Each line of the data must be set down again without a single difference.
---+---
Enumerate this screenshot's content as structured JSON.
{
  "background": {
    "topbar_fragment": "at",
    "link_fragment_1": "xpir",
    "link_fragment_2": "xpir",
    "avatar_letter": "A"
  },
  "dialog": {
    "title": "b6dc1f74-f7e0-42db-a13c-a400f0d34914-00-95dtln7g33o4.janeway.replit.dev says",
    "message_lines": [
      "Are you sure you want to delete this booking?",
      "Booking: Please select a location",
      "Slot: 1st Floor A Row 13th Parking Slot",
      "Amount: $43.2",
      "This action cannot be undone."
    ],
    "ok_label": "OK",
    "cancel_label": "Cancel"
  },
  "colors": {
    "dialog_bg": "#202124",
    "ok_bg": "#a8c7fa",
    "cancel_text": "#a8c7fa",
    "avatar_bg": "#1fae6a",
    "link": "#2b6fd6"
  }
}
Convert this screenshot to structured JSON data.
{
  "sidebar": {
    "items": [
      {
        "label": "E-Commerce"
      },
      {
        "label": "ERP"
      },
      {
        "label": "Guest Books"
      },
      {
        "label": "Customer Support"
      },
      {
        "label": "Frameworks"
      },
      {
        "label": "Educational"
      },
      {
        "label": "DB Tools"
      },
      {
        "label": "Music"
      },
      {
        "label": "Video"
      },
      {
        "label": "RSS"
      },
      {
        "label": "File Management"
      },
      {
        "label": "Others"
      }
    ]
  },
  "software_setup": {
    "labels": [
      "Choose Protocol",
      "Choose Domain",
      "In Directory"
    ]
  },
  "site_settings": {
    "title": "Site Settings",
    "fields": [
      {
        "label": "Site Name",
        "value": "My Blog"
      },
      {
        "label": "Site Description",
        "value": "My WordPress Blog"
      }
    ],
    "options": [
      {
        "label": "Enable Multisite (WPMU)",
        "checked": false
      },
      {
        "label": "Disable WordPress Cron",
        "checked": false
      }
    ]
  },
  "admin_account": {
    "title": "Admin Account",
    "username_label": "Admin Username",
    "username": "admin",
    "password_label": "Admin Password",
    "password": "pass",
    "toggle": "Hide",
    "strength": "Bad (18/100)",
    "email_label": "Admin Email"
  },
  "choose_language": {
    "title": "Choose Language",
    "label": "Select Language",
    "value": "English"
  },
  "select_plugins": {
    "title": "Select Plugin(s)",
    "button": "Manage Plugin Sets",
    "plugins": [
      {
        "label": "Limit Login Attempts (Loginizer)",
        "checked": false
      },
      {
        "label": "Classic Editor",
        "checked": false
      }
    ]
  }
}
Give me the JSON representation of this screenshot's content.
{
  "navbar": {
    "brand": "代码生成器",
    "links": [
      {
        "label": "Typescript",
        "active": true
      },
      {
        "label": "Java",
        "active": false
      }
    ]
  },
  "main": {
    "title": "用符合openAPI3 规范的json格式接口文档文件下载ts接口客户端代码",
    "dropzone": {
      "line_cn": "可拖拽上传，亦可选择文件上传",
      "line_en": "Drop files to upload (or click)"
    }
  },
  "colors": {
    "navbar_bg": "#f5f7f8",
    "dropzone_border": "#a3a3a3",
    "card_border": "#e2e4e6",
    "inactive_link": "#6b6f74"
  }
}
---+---
** Written response **
Enumerate this screenshot's content as structured JSON.
{
  "background": {
    "topbar_fragment": "at",
    "link_fragment_1": "xpir",
    "link_fragment_2": "xpir",
    "avatar_letter": "A"
  },
  "dialog": {
    "title": "b6dc1f74-f7e0-42db-a13c-a400f0d34914-00-95dtln7g33o4.janeway.replit.dev says",
    "message_lines": [
      "Are you sure you want to delete this booking?",
      "Booking: Please select a location",
      "Slot: 1st Floor A Row 13th Parking Slot",
      "Amount: $43.2",
      "This action cannot be undone."
    ],
    "ok_label": "OK",
    "cancel_label": "Cancel"
  },
  "colors": {
    "dialog_bg": "#202124",
    "ok_bg": "#a8c7fa",
    "cancel_text": "#a8c7fa",
    "avatar_bg": "#1fae6a",
    "link": "#2b6fd6"
  }
}
Convert this screenshot to structured JSON data.
{
  "sidebar": {
    "items": [
      {
        "label": "E-Commerce"
      },
      {
        "label": "ERP"
      },
      {
        "label": "Guest Books"
      },
      {
        "label": "Customer Support"
      },
      {
        "label": "Frameworks"
      },
      {
        "label": "Educational"
      },
      {
        "label": "DB Tools"
      },
      {
        "label": "Music"
      },
      {
        "label": "Video"
      },
      {
        "label": "RSS"
      },
      {
        "label": "File Management"
      },
      {
        "label": "Others"
      }
    ]
  },
  "software_setup": {
    "labels": [
      "Choose Protocol",
      "Choose Domain",
      "In Directory"
    ]
  },
  "site_settings": {
    "title": "Site Settings",
    "fields": [
      {
        "label": "Site Name",
        "value": "My Blog"
      },
      {
        "label": "Site Description",
        "value": "My WordPress Blog"
      }
    ],
    "options": [
      {
        "label": "Enable Multisite (WPMU)",
        "checked": false
      },
      {
        "label": "Disable WordPress Cron",
        "checked": false
      }
    ]
  },
  "admin_account": {
    "title": "Admin Account",
    "username_label": "Admin Username",
    "username": "admin",
    "password_label": "Admin Password",
    "password": "pass",
    "toggle": "Hide",
    "strength": "Bad (18/100)",
    "email_label": "Admin Email"
  },
  "choose_language": {
    "title": "Choose Language",
    "label": "Select Language",
    "value": "English"
  },
  "select_plugins": {
    "title": "Select Plugin(s)",
    "button": "Manage Plugin Sets",
    "plugins": [
      {
        "label": "Limit Login Attempts (Loginizer)",
        "checked": false
      },
      {
        "label": "Classic Editor",
        "checked": false
      }
    ]
  }
}
Give me the JSON representation of this screenshot's content.
{
  "navbar": {
    "brand": "代码生成器",
    "links": [
      {
        "label": "Typescript",
        "active": true
      },
      {
        "label": "Java",
        "active": false
      }
    ]
  },
  "main": {
    "title": "用符合openAPI3 规范的json格式接口文档文件下载ts接口客户端代码",
    "dropzone": {
      "line_cn": "可拖拽上传，亦可选择文件上传",
      "line_en": "Drop files to upload (or click)"
    }
  },
  "colors": {
    "navbar_bg": "#f5f7f8",
    "dropzone_border": "#a3a3a3",
    "card_border": "#e2e4e6",
    "inactive_link": "#6b6f74"
  }
}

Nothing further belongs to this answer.